“Isn’t she amazing?” Yibbo whispered, excitedly.
“Oh, forlorn spirits!” Pixie called. “We seek once again to communicate with your kind! If you can hear me, give me a sign!”
The lights flickered. Jessica cast her eye over at the bar, but Joe had both hands occupied, pouring Fred another beer. He shrugged.
“I sense a disturbance!” Pixie called. “I can see… a young man. No! A young woman! She’s… running. No! Not running! Lying on the floor! She’s scared!

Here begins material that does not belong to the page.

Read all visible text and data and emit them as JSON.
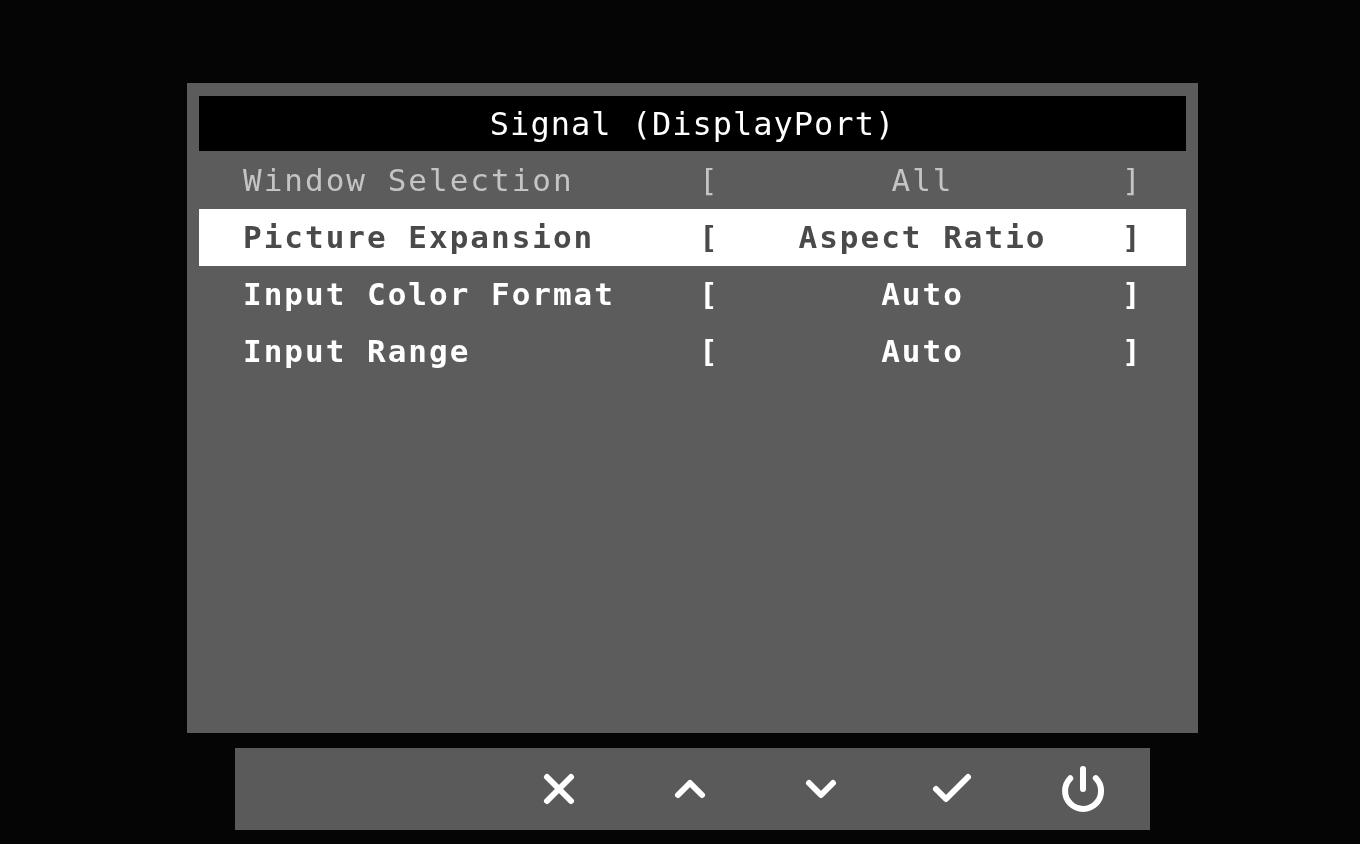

No, not scared, she’s… she’s—“
“Angry!” Jessica suddenly growled, snapping her head to her shoulder and lifting her arms in disjointed fashion. “Ugh! Ack! What is your reason for summoning me, poorly-knitted-jumper human?”
“What the hell?” Pixie gasped. “I mean, h- hello spirit! I’m Pixie. We wish to learn about you, to help you. Wh- who are you?!”

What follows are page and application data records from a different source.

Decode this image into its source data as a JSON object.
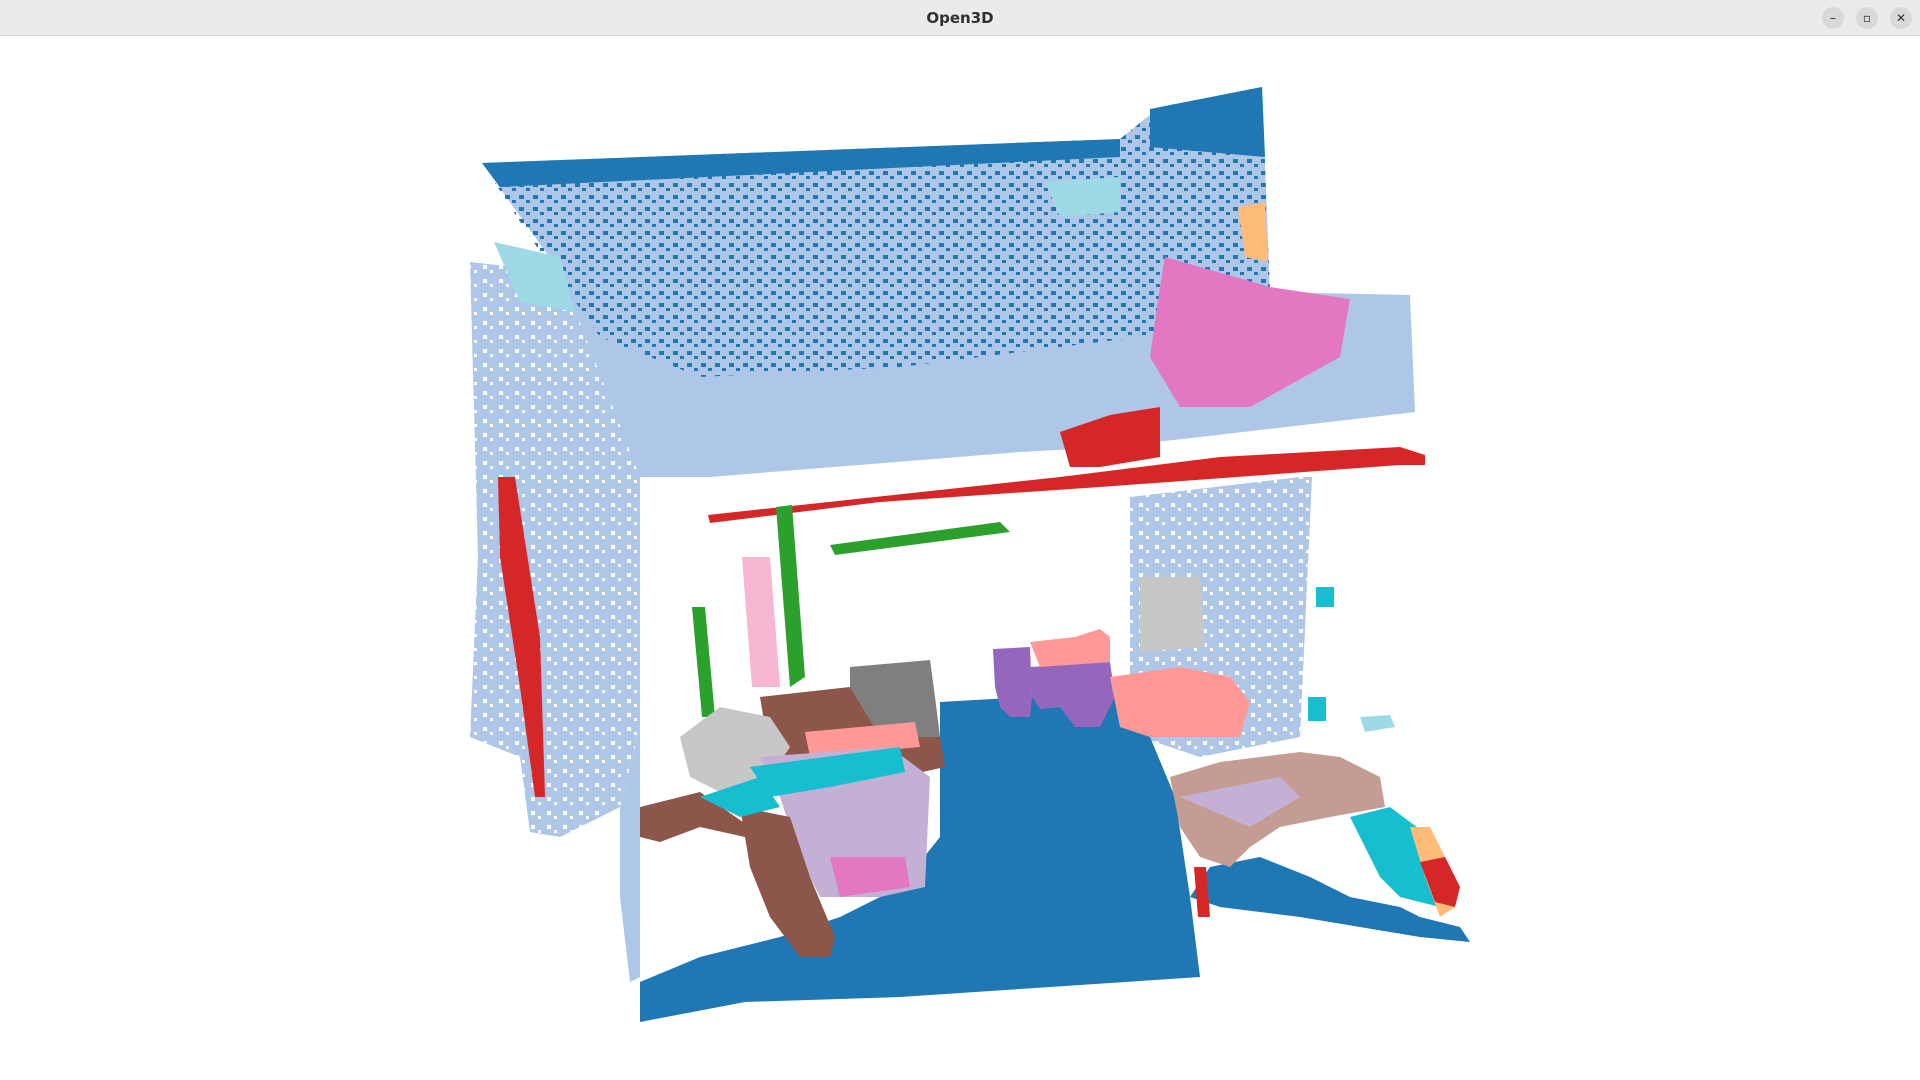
{
  "window": {
    "title": "Open3D",
    "controls": {
      "minimize": "–",
      "maximize": "▫",
      "close": "✕"
    }
  },
  "scene": {
    "description_colors": {
      "floor_ceiling": "#1f77b4",
      "walls": "#aec7e8",
      "red": "#d62728",
      "green": "#2ca02c",
      "pink": "#e377c2",
      "light_pink": "#f7b6d2",
      "purple": "#9467bd",
      "light_purple": "#c5b0d5",
      "brown": "#8c564b",
      "tan": "#c49c94",
      "salmon": "#ff9896",
      "orange_light": "#ffbb78",
      "cyan": "#17becf",
      "light_cyan": "#9edae5",
      "gray": "#7f7f7f",
      "light_gray": "#c7c7c7",
      "olive": "#bcbd22"
    }
  }
}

Jessica snarled and clawed at the air. “I am a powerful witch! I was killed by the one I loved and I am doomed to wander the earth until I find him!”

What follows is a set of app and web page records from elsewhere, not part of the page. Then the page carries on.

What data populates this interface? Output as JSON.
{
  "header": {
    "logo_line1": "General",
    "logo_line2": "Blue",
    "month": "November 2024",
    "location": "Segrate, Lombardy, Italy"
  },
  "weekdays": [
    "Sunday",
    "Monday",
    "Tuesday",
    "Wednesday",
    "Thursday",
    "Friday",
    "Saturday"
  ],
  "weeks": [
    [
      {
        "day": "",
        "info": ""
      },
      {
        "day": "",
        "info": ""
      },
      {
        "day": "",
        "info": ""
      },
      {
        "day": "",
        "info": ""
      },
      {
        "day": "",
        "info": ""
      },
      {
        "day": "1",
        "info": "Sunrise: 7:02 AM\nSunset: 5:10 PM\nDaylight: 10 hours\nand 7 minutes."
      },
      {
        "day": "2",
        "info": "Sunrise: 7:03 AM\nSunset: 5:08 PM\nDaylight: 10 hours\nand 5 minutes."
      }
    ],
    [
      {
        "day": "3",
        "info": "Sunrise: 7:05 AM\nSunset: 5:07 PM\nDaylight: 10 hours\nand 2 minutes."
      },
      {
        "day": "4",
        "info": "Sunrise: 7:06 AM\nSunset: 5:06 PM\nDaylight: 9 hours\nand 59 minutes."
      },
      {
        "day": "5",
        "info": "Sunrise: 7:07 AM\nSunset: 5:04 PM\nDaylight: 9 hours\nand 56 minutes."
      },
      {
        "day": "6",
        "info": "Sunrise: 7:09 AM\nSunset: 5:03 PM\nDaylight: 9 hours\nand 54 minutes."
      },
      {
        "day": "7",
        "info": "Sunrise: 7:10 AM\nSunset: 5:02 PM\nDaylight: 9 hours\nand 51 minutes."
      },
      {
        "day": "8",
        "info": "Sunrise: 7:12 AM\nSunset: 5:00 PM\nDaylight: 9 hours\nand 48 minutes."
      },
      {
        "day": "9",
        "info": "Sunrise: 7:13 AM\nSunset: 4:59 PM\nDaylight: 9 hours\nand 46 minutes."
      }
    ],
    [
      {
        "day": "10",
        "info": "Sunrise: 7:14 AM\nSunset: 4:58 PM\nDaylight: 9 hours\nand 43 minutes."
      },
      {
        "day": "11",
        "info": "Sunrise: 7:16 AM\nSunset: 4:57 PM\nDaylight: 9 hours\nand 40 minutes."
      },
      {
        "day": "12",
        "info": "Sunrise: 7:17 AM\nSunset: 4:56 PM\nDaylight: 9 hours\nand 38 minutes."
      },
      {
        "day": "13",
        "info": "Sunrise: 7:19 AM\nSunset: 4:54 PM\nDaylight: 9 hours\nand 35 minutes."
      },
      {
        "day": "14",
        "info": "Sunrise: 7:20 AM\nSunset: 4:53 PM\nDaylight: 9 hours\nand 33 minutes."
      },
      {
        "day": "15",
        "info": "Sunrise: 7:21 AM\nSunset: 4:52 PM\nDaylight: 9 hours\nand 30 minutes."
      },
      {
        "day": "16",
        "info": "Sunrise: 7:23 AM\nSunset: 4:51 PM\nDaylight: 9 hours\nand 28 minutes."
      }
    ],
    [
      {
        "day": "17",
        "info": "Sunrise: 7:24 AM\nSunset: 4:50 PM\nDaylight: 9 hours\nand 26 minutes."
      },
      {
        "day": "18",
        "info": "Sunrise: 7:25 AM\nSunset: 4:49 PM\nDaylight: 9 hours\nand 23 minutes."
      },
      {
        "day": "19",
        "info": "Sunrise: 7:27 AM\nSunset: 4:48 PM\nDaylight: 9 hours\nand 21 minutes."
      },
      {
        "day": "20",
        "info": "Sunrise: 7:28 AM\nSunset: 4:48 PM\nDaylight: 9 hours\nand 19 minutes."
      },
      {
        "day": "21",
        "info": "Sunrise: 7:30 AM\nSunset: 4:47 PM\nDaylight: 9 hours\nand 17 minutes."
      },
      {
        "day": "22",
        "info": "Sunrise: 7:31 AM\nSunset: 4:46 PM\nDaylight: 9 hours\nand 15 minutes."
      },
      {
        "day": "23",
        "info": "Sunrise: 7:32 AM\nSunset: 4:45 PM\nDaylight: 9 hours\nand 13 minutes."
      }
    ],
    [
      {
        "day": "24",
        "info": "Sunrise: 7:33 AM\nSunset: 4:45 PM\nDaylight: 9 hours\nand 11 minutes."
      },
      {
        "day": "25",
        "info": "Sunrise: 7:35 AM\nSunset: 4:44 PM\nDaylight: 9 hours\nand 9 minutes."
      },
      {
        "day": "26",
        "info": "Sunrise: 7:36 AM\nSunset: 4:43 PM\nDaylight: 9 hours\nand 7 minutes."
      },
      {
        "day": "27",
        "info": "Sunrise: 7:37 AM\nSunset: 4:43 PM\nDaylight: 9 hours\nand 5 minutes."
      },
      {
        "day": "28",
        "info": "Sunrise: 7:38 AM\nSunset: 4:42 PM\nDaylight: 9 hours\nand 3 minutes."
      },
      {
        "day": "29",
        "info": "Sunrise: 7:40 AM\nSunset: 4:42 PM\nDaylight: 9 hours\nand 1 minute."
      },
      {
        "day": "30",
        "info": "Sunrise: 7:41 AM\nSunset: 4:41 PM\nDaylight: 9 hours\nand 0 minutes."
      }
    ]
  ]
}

“Oh my gosh, Pixie!” Yibbo shrieked. “This is freaking me the heck out! Do something!”
“I… I don’t know what to do!” Pixie cried.
“Do anything!” Morag screeched. “Jessica! Can you hear me? Fight her, Jessica!”
Jessica continued to hiss and claw, vaguely aware of the digital beep across the bar that she recognised as Ralf’s phone.
“Oops! You know what? I never liked him that much anyway. Always leaving the loo seat up. I’ll be on my way now. Farewell!”
Jessica stuttered dramatically and threw herself on to the table top. As the GliTS watched in frozen horror, Jessica took a sharp intake of breath and pulled herself upright.
“So, shall we start this séance, then?”
Ralf approached her, warily. “Um, Jess? Sorry to break up… whatever this is. A word. Outside?”
Jessica followed Ralf from the bar, keeping a straight face until the door had closed behind her. “Sorry Boss, I know I was making a scene. I couldn’t resist. All that nonsense about—“
“Jessica, they’ve found a body in the river.”
Jessica’s face lit up. “Wow, really? A dead one?”
“My first dead body,” Jessica said. “What are we thinking? Accident? Homicide?”
Ralf sighed heavily. “They found him near the cinema, Jessica,” he whispered, watching her face as the penny slowly dropped. “They think it’s Chase.”
“Then we need to go straight there!” she pleaded. “Look for clues!”
“We can’t do anything, Jessica, but especially not you,” Ralf said with uncharacteristic delicacy. “You may have been the last one to see him alive, you’d had a fight and you’re now doing his job. Look, I know you didn’t do anything but—“
Ralf continued to talk, his words drifting into her ears and merging with the inner voices who were all saying the same thing.
This is bad.